DATA RECORDS:
--- START ---

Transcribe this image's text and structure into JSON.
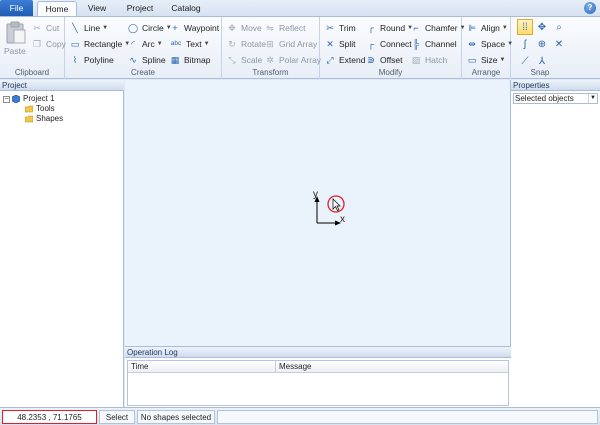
{
  "tabs": [
    {
      "label": "File"
    },
    {
      "label": "Home"
    },
    {
      "label": "View"
    },
    {
      "label": "Project"
    },
    {
      "label": "Catalog"
    }
  ],
  "help_icon": "help-icon",
  "ribbon": {
    "clipboard": {
      "label": "Clipboard",
      "paste": "Paste",
      "cut": "Cut",
      "copy": "Copy"
    },
    "create": {
      "label": "Create",
      "line": "Line",
      "rectangle": "Rectangle",
      "polyline": "Polyline",
      "circle": "Circle",
      "arc": "Arc",
      "spline": "Spline",
      "waypoint": "Waypoint",
      "text": "Text",
      "bitmap": "Bitmap",
      "text_icon": "abc"
    },
    "transform": {
      "label": "Transform",
      "move": "Move",
      "rotate": "Rotate",
      "scale": "Scale",
      "reflect": "Reflect",
      "grid_array": "Grid Array",
      "polar_array": "Polar Array"
    },
    "modify": {
      "label": "Modify",
      "trim": "Trim",
      "split": "Split",
      "extend": "Extend",
      "round": "Round",
      "connect": "Connect",
      "offset": "Offset",
      "chamfer": "Chamfer",
      "channel": "Channel",
      "hatch": "Hatch"
    },
    "arrange": {
      "label": "Arrange",
      "align": "Align",
      "space": "Space",
      "size": "Size"
    },
    "snap": {
      "label": "Snap"
    }
  },
  "project_panel": {
    "title": "Project",
    "root": "Project 1",
    "children": [
      "Tools",
      "Shapes"
    ]
  },
  "canvas": {
    "axis_x": "x",
    "axis_y": "y"
  },
  "operation_log": {
    "title": "Operation Log",
    "columns": [
      "Time",
      "Message"
    ]
  },
  "properties_panel": {
    "title": "Properties",
    "selected": "Selected objects"
  },
  "status": {
    "coordinates": "48.2353 , 71.1765",
    "mode": "Select",
    "selection": "No shapes selected"
  },
  "colors": {
    "accent": "#2a64b0",
    "file_tab": "#1f5cb4",
    "highlight": "#e01f26",
    "canvas": "#eaf2fb"
  }
}
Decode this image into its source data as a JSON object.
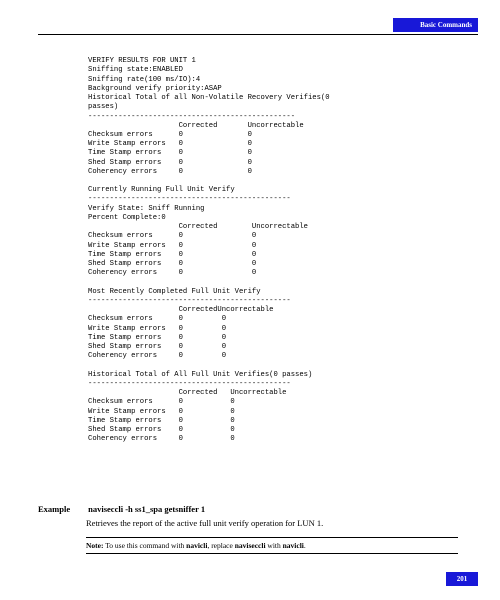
{
  "header": {
    "section": "Basic Commands"
  },
  "console": {
    "lines": "VERIFY RESULTS FOR UNIT 1\nSniffing state:ENABLED\nSniffing rate(100 ms/IO):4\nBackground verify priority:ASAP\nHistorical Total of all Non-Volatile Recovery Verifies(0\npasses)\n------------------------------------------------\n                     Corrected       Uncorrectable\nChecksum errors      0               0\nWrite Stamp errors   0               0\nTime Stamp errors    0               0\nShed Stamp errors    0               0\nCoherency errors     0               0\n\nCurrently Running Full Unit Verify\n-----------------------------------------------\nVerify State: Sniff Running\nPercent Complete:0\n                     Corrected        Uncorrectable\nChecksum errors      0                0\nWrite Stamp errors   0                0\nTime Stamp errors    0                0\nShed Stamp errors    0                0\nCoherency errors     0                0\n\nMost Recently Completed Full Unit Verify\n-----------------------------------------------\n                     CorrectedUncorrectable\nChecksum errors      0         0\nWrite Stamp errors   0         0\nTime Stamp errors    0         0\nShed Stamp errors    0         0\nCoherency errors     0         0\n\nHistorical Total of All Full Unit Verifies(0 passes)\n-----------------------------------------------\n                     Corrected   Uncorrectable\nChecksum errors      0           0\nWrite Stamp errors   0           0\nTime Stamp errors    0           0\nShed Stamp errors    0           0\nCoherency errors     0           0"
  },
  "example": {
    "label": "Example",
    "command": "naviseccli -h   ss1_spa   getsniffer 1",
    "description": "Retrieves the report of the active full unit verify operation for LUN 1."
  },
  "note": {
    "prefix": "Note:",
    "body_a": " To use this command with ",
    "bold_a": "navicli",
    "body_b": ", replace ",
    "bold_b": "naviseccli",
    "body_c": " with ",
    "bold_c": "navicli",
    "body_d": "."
  },
  "footer": {
    "page_number": "201"
  }
}
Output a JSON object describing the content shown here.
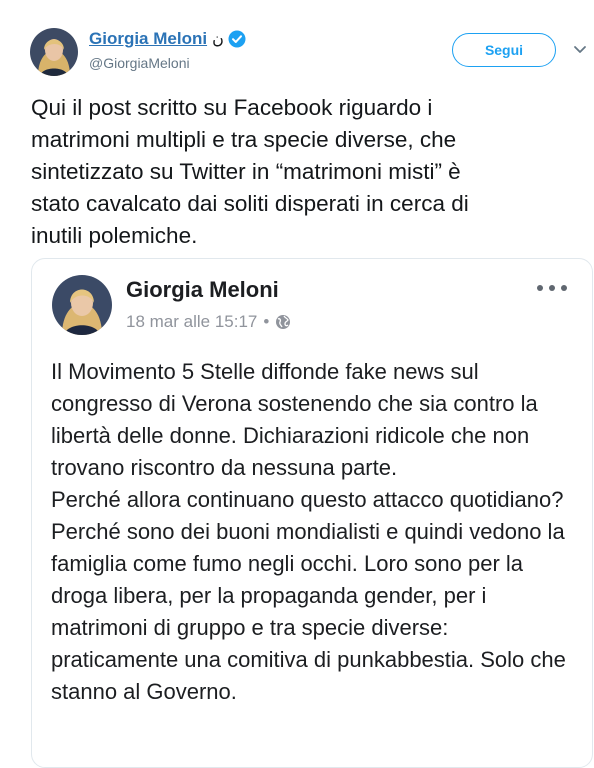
{
  "tweet": {
    "author": {
      "display_name": "Giorgia Meloni",
      "name_glyph": "ن",
      "handle": "@GiorgiaMeloni",
      "verified_icon": "verified-badge-icon"
    },
    "follow_label": "Segui",
    "menu_icon": "chevron-down-icon",
    "text": "Qui il post scritto su Facebook riguardo i\nmatrimoni multipli e tra specie diverse, che\nsintetizzato su Twitter in “matrimoni misti” è\nstato cavalcato dai soliti disperati in cerca di\ninutili polemiche."
  },
  "embedded_post": {
    "author_name": "Giorgia Meloni",
    "timestamp": "18 mar alle 15:17",
    "separator": "•",
    "privacy_icon": "globe-icon",
    "more_icon": "more-options-icon",
    "paragraphs": [
      "Il Movimento 5 Stelle diffonde fake news sul congresso di Verona sostenendo che sia contro la libertà delle donne. Dichiarazioni ridicole che non trovano riscontro da nessuna parte.",
      "Perché allora continuano questo attacco quotidiano? Perché sono dei buoni mondialisti e quindi vedono la famiglia come fumo negli occhi. Loro sono per la droga libera, per la propaganda gender, per i matrimoni di gruppo e tra specie diverse: praticamente una comitiva di punkabbestia. Solo che stanno al Governo."
    ]
  },
  "colors": {
    "link_blue": "#2b73b6",
    "follow_blue": "#1da1f2",
    "secondary_gray": "#657786",
    "card_border": "#e1e8ed"
  }
}
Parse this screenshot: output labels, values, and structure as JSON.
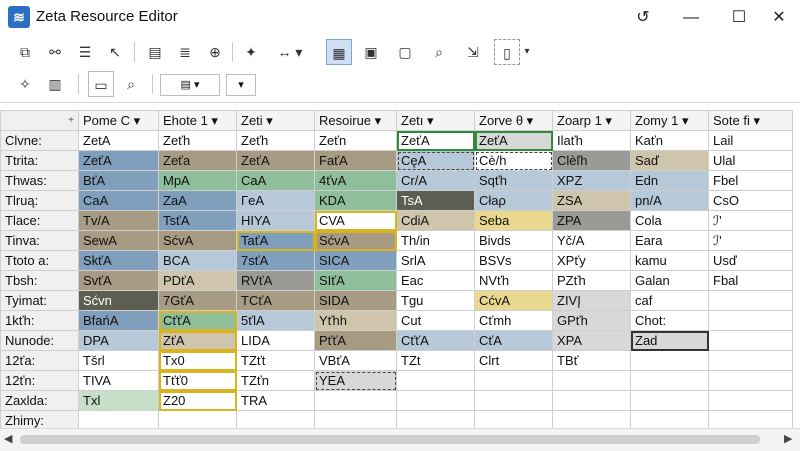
{
  "window": {
    "title": "Zeta Resource Editor",
    "controls": {
      "restore": "↺",
      "minimize": "—",
      "maximize": "☐",
      "close": "✕"
    }
  },
  "toolbar1": [
    "copy-icon",
    "link-icon",
    "align-icon",
    "pointer-icon",
    "layout-icon",
    "stack-icon",
    "zoom-icon",
    "magic-icon",
    "arrow-icon",
    "grid-icon",
    "image-icon",
    "frame-icon",
    "find-image-icon",
    "export-icon",
    "device-icon"
  ],
  "toolbar2": {
    "dropdown_arrow": "▾"
  },
  "grid": {
    "corner": "+",
    "columns": [
      "Pome C",
      "Ehote 1",
      "Zeti",
      "Resoirue",
      "Zetı",
      "Zorve θ",
      "Zoarp 1",
      "Zomy 1",
      "Sote fi"
    ],
    "column_widths": [
      78,
      78,
      78,
      82,
      78,
      78,
      78,
      78,
      82
    ],
    "row_height": 20,
    "colors": {
      "b": "#7f9fbc",
      "bl": "#b7c9d9",
      "g": "#8fbf9a",
      "gl": "#c5dfc8",
      "t": "#a89b83",
      "tl": "#cfc5ad",
      "dk": "#5d5d52",
      "gr": "#9a9a96",
      "gy": "#d8d8d8",
      "y": "#e8d98e"
    },
    "rows": [
      {
        "h": "Clvne:",
        "cells": [
          {
            "t": "ZetA"
          },
          {
            "t": "Zeťh"
          },
          {
            "t": "Zeťh"
          },
          {
            "t": "Zeťn"
          },
          {
            "t": "ZeťA",
            "b": "green"
          },
          {
            "t": "ZeťA",
            "c": "gy",
            "b": "green"
          },
          {
            "t": "Ilaťh"
          },
          {
            "t": "Kaťn"
          },
          {
            "t": "Lail"
          }
        ]
      },
      {
        "h": "Ttrita:",
        "cells": [
          {
            "t": "ZeťA",
            "c": "b"
          },
          {
            "t": "Zeťa",
            "c": "t"
          },
          {
            "t": "ZeťA",
            "c": "t"
          },
          {
            "t": "FaťA",
            "c": "t"
          },
          {
            "t": "CęA",
            "c": "bl",
            "b": "dash"
          },
          {
            "t": "Cè/h",
            "b": "dash"
          },
          {
            "t": "Clèľh",
            "c": "gr"
          },
          {
            "t": "Saď",
            "c": "tl"
          },
          {
            "t": "Ulal"
          }
        ]
      },
      {
        "h": "Thwas:",
        "cells": [
          {
            "t": "BťA",
            "c": "b"
          },
          {
            "t": "MpA",
            "c": "g"
          },
          {
            "t": "CaA",
            "c": "g"
          },
          {
            "t": "4ťvA",
            "c": "g"
          },
          {
            "t": "Cr/A",
            "c": "bl"
          },
          {
            "t": "Sqťh",
            "c": "bl"
          },
          {
            "t": "XPZ",
            "c": "bl"
          },
          {
            "t": "Edn",
            "c": "bl"
          },
          {
            "t": "Fbel"
          }
        ]
      },
      {
        "h": "Tlruą:",
        "cells": [
          {
            "t": "CaA",
            "c": "b"
          },
          {
            "t": "ZaA",
            "c": "b"
          },
          {
            "t": "ΓeA",
            "c": "bl"
          },
          {
            "t": "KDA",
            "c": "g"
          },
          {
            "t": "TsA",
            "c": "dk"
          },
          {
            "t": "Cłaρ",
            "c": "bl"
          },
          {
            "t": "ZSA",
            "c": "tl"
          },
          {
            "t": "pn/A",
            "c": "bl"
          },
          {
            "t": "CsO"
          }
        ]
      },
      {
        "h": "Tlace:",
        "cells": [
          {
            "t": "Tv/A",
            "c": "t"
          },
          {
            "t": "TsťA",
            "c": "b"
          },
          {
            "t": "HIYA",
            "c": "bl"
          },
          {
            "t": "CVA",
            "b": "yellow"
          },
          {
            "t": "CdiA",
            "c": "tl"
          },
          {
            "t": "Seba",
            "c": "y"
          },
          {
            "t": "ZPA",
            "c": "gr"
          },
          {
            "t": "Cola"
          },
          {
            "t": "ℐ'"
          }
        ]
      },
      {
        "h": "Tinva:",
        "cells": [
          {
            "t": "SewA",
            "c": "t"
          },
          {
            "t": "SćvA",
            "c": "t"
          },
          {
            "t": "TaťA",
            "c": "b",
            "b": "yellow"
          },
          {
            "t": "SćvA",
            "c": "t",
            "b": "yellow"
          },
          {
            "t": "Th/in"
          },
          {
            "t": "Bivds"
          },
          {
            "t": "Yč/A"
          },
          {
            "t": "Eara"
          },
          {
            "t": "ℐ'"
          }
        ]
      },
      {
        "h": "Ttoto a:",
        "cells": [
          {
            "t": "SkťA",
            "c": "b"
          },
          {
            "t": "BCA",
            "c": "bl"
          },
          {
            "t": "7sťA",
            "c": "b"
          },
          {
            "t": "SICA",
            "c": "b"
          },
          {
            "t": "SrlA"
          },
          {
            "t": "BSVs"
          },
          {
            "t": "XPťy"
          },
          {
            "t": "kamu"
          },
          {
            "t": "Usď"
          }
        ]
      },
      {
        "h": "Tbsh:",
        "cells": [
          {
            "t": "SvťA",
            "c": "t"
          },
          {
            "t": "PDťA",
            "c": "tl"
          },
          {
            "t": "RVťA",
            "c": "gr"
          },
          {
            "t": "SIťA",
            "c": "g"
          },
          {
            "t": "Eac"
          },
          {
            "t": "NVťh"
          },
          {
            "t": "PZťh"
          },
          {
            "t": "Galan"
          },
          {
            "t": "Fbal"
          }
        ]
      },
      {
        "h": "Tyimat:",
        "cells": [
          {
            "t": "Sćvn",
            "c": "dk"
          },
          {
            "t": "7GťA",
            "c": "t"
          },
          {
            "t": "TCťA",
            "c": "t"
          },
          {
            "t": "SIDA",
            "c": "t"
          },
          {
            "t": "Tgu"
          },
          {
            "t": "CćvA",
            "c": "y"
          },
          {
            "t": "ZIVĮ",
            "c": "gy"
          },
          {
            "t": "caf"
          },
          {
            "t": ""
          }
        ]
      },
      {
        "h": "1kťh:",
        "cells": [
          {
            "t": "BfańA",
            "c": "b"
          },
          {
            "t": "CťťA",
            "c": "g",
            "b": "yellow"
          },
          {
            "t": "5ťlA",
            "c": "bl"
          },
          {
            "t": "Yťhh",
            "c": "tl"
          },
          {
            "t": "Cut"
          },
          {
            "t": "Cťmh"
          },
          {
            "t": "GPťh",
            "c": "gy"
          },
          {
            "t": "Chot:"
          },
          {
            "t": ""
          }
        ]
      },
      {
        "h": "Nunode:",
        "cells": [
          {
            "t": "DPA",
            "c": "bl"
          },
          {
            "t": "ZťA",
            "c": "tl",
            "b": "yellow"
          },
          {
            "t": "LIDA"
          },
          {
            "t": "PťťA",
            "c": "t"
          },
          {
            "t": "CťťA",
            "c": "bl"
          },
          {
            "t": "CťA",
            "c": "bl"
          },
          {
            "t": "XPA",
            "c": "gy"
          },
          {
            "t": "Zad",
            "c": "gy",
            "b": "dark"
          },
          {
            "t": ""
          }
        ]
      },
      {
        "h": "12ťa:",
        "cells": [
          {
            "t": "Tšrl"
          },
          {
            "t": "Tx0",
            "b": "yellow"
          },
          {
            "t": "TZťt"
          },
          {
            "t": "VBťA"
          },
          {
            "t": "TZt"
          },
          {
            "t": "Clrt"
          },
          {
            "t": "TBť"
          },
          {
            "t": ""
          },
          {
            "t": ""
          }
        ]
      },
      {
        "h": "12ťn:",
        "cells": [
          {
            "t": "TIVA"
          },
          {
            "t": "Tťť0",
            "b": "yellow"
          },
          {
            "t": "TZťn"
          },
          {
            "t": "YEA",
            "c": "gy",
            "b": "dash"
          },
          {
            "t": ""
          },
          {
            "t": ""
          },
          {
            "t": ""
          },
          {
            "t": ""
          },
          {
            "t": ""
          }
        ]
      },
      {
        "h": "Zaxlda:",
        "cells": [
          {
            "t": "Txl",
            "c": "gl"
          },
          {
            "t": "Z20",
            "b": "yellow"
          },
          {
            "t": "TRA"
          },
          {
            "t": ""
          },
          {
            "t": ""
          },
          {
            "t": ""
          },
          {
            "t": ""
          },
          {
            "t": ""
          },
          {
            "t": ""
          }
        ]
      },
      {
        "h": "Zhimy:",
        "cells": [
          {
            "t": ""
          },
          {
            "t": ""
          },
          {
            "t": ""
          },
          {
            "t": ""
          },
          {
            "t": ""
          },
          {
            "t": ""
          },
          {
            "t": ""
          },
          {
            "t": ""
          },
          {
            "t": ""
          }
        ]
      }
    ]
  },
  "scrollbar": {
    "left": "◀",
    "right": "▶"
  }
}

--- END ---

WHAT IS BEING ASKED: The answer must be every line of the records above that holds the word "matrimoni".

TASK RESPONSE:
    "text": "Qui il post scritto su Facebook riguardo i\nmatrimoni multipli e tra specie diverse, che\nsintetizzato su Twitter in “matrimoni misti” è\nstato cavalcato dai soliti disperati in cerca di\ninutili polemiche."
      "Perché allora continuano questo attacco quotidiano? Perché sono dei buoni mondialisti e quindi vedono la famiglia come fumo negli occhi. Loro sono per la droga libera, per la propaganda gender, per i matrimoni di gruppo e tra specie diverse: praticamente una comitiva di punkabbestia. Solo che stanno al Governo."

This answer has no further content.